*** Begin section ***

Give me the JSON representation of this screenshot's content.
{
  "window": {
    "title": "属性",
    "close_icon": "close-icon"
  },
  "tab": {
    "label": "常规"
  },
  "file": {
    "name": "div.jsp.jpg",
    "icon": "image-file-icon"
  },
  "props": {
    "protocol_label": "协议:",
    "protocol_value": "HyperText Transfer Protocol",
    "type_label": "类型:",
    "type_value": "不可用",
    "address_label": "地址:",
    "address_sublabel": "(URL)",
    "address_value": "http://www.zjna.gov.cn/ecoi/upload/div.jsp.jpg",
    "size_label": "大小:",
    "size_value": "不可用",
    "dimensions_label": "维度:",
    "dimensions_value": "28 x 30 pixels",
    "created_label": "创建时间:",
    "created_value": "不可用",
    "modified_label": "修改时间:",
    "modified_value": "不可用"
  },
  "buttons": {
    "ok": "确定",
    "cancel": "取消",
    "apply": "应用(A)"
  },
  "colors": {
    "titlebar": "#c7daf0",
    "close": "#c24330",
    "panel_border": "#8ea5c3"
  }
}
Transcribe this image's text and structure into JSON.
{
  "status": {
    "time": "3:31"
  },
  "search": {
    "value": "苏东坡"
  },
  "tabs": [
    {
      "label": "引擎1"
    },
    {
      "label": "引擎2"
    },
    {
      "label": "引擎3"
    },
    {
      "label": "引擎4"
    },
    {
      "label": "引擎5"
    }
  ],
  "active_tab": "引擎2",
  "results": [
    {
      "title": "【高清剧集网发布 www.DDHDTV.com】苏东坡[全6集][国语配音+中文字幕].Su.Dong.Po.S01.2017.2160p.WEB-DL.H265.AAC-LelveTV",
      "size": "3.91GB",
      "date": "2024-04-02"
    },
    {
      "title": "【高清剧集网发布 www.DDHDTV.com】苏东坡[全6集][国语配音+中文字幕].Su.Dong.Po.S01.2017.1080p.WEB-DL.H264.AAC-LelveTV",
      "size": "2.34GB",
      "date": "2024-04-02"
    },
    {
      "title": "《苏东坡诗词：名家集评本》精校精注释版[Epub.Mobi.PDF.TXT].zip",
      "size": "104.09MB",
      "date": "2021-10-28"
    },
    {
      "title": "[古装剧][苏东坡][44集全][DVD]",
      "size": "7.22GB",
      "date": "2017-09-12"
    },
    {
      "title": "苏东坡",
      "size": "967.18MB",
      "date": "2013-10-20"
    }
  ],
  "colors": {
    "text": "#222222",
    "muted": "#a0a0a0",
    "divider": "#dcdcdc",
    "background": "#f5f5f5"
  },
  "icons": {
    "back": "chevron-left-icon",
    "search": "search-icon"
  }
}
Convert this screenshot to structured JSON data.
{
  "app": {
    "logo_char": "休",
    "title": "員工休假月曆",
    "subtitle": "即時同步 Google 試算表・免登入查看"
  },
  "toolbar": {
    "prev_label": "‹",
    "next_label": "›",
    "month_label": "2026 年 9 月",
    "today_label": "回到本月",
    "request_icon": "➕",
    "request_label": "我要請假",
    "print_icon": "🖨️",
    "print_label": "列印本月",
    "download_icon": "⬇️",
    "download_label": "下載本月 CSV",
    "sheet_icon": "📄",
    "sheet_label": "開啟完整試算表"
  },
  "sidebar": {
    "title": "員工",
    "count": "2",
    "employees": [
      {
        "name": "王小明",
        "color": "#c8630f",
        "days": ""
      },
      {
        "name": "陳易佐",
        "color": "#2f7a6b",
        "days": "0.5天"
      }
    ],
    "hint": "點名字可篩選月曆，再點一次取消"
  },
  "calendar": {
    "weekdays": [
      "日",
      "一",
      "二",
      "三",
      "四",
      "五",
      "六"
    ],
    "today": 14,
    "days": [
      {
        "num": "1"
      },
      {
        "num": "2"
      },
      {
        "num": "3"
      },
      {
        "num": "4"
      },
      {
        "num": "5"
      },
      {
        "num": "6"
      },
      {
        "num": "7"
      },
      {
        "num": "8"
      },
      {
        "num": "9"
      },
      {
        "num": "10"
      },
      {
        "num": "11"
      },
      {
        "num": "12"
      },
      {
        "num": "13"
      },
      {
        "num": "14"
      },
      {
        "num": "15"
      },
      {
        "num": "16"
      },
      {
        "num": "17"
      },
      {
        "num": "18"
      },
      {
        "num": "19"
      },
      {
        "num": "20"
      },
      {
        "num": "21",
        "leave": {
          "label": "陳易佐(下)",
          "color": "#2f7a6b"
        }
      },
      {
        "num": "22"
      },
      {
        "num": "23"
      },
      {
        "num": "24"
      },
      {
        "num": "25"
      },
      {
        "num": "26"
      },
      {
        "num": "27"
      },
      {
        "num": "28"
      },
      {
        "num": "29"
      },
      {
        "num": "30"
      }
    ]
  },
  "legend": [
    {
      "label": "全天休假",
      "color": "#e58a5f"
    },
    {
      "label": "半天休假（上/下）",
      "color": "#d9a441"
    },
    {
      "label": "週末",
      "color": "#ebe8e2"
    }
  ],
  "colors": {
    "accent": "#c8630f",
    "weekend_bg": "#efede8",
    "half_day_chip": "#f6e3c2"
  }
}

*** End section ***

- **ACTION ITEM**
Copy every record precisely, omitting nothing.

- **RESPONSE BELOW**
Give me the JSON representation of this screenshot's content.
{
  "window": {
    "title": "属性",
    "close_icon": "close-icon"
  },
  "tab": {
    "label": "常规"
  },
  "file": {
    "name": "div.jsp.jpg",
    "icon": "image-file-icon"
  },
  "props": {
    "protocol_label": "协议:",
    "protocol_value": "HyperText Transfer Protocol",
    "type_label": "类型:",
    "type_value": "不可用",
    "address_label": "地址:",
    "address_sublabel": "(URL)",
    "address_value": "http://www.zjna.gov.cn/ecoi/upload/div.jsp.jpg",
    "size_label": "大小:",
    "size_value": "不可用",
    "dimensions_label": "维度:",
    "dimensions_value": "28 x 30 pixels",
    "created_label": "创建时间:",
    "created_value": "不可用",
    "modified_label": "修改时间:",
    "modified_value": "不可用"
  },
  "buttons": {
    "ok": "确定",
    "cancel": "取消",
    "apply": "应用(A)"
  },
  "colors": {
    "titlebar": "#c7daf0",
    "close": "#c24330",
    "panel_border": "#8ea5c3"
  }
}
Transcribe this image's text and structure into JSON.
{
  "status": {
    "time": "3:31"
  },
  "search": {
    "value": "苏东坡"
  },
  "tabs": [
    {
      "label": "引擎1"
    },
    {
      "label": "引擎2"
    },
    {
      "label": "引擎3"
    },
    {
      "label": "引擎4"
    },
    {
      "label": "引擎5"
    }
  ],
  "active_tab": "引擎2",
  "results": [
    {
      "title": "【高清剧集网发布 www.DDHDTV.com】苏东坡[全6集][国语配音+中文字幕].Su.Dong.Po.S01.2017.2160p.WEB-DL.H265.AAC-LelveTV",
      "size": "3.91GB",
      "date": "2024-04-02"
    },
    {
      "title": "【高清剧集网发布 www.DDHDTV.com】苏东坡[全6集][国语配音+中文字幕].Su.Dong.Po.S01.2017.1080p.WEB-DL.H264.AAC-LelveTV",
      "size": "2.34GB",
      "date": "2024-04-02"
    },
    {
      "title": "《苏东坡诗词：名家集评本》精校精注释版[Epub.Mobi.PDF.TXT].zip",
      "size": "104.09MB",
      "date": "2021-10-28"
    },
    {
      "title": "[古装剧][苏东坡][44集全][DVD]",
      "size": "7.22GB",
      "date": "2017-09-12"
    },
    {
      "title": "苏东坡",
      "size": "967.18MB",
      "date": "2013-10-20"
    }
  ],
  "colors": {
    "text": "#222222",
    "muted": "#a0a0a0",
    "divider": "#dcdcdc",
    "background": "#f5f5f5"
  },
  "icons": {
    "back": "chevron-left-icon",
    "search": "search-icon"
  }
}
Convert this screenshot to structured JSON data.
{
  "app": {
    "logo_char": "休",
    "title": "員工休假月曆",
    "subtitle": "即時同步 Google 試算表・免登入查看"
  },
  "toolbar": {
    "prev_label": "‹",
    "next_label": "›",
    "month_label": "2026 年 9 月",
    "today_label": "回到本月",
    "request_icon": "➕",
    "request_label": "我要請假",
    "print_icon": "🖨️",
    "print_label": "列印本月",
    "download_icon": "⬇️",
    "download_label": "下載本月 CSV",
    "sheet_icon": "📄",
    "sheet_label": "開啟完整試算表"
  },
  "sidebar": {
    "title": "員工",
    "count": "2",
    "employees": [
      {
        "name": "王小明",
        "color": "#c8630f",
        "days": ""
      },
      {
        "name": "陳易佐",
        "color": "#2f7a6b",
        "days": "0.5天"
      }
    ],
    "hint": "點名字可篩選月曆，再點一次取消"
  },
  "calendar": {
    "weekdays": [
      "日",
      "一",
      "二",
      "三",
      "四",
      "五",
      "六"
    ],
    "today": 14,
    "days": [
      {
        "num": "1"
      },
      {
        "num": "2"
      },
      {
        "num": "3"
      },
      {
        "num": "4"
      },
      {
        "num": "5"
      },
      {
        "num": "6"
      },
      {
        "num": "7"
      },
      {
        "num": "8"
      },
      {
        "num": "9"
      },
      {
        "num": "10"
      },
      {
        "num": "11"
      },
      {
        "num": "12"
      },
      {
        "num": "13"
      },
      {
        "num": "14"
      },
      {
        "num": "15"
      },
      {
        "num": "16"
      },
      {
        "num": "17"
      },
      {
        "num": "18"
      },
      {
        "num": "19"
      },
      {
        "num": "20"
      },
      {
        "num": "21",
        "leave": {
          "label": "陳易佐(下)",
          "color": "#2f7a6b"
        }
      },
      {
        "num": "22"
      },
      {
        "num": "23"
      },
      {
        "num": "24"
      },
      {
        "num": "25"
      },
      {
        "num": "26"
      },
      {
        "num": "27"
      },
      {
        "num": "28"
      },
      {
        "num": "29"
      },
      {
        "num": "30"
      }
    ]
  },
  "legend": [
    {
      "label": "全天休假",
      "color": "#e58a5f"
    },
    {
      "label": "半天休假（上/下）",
      "color": "#d9a441"
    },
    {
      "label": "週末",
      "color": "#ebe8e2"
    }
  ],
  "colors": {
    "accent": "#c8630f",
    "weekend_bg": "#efede8",
    "half_day_chip": "#f6e3c2"
  }
}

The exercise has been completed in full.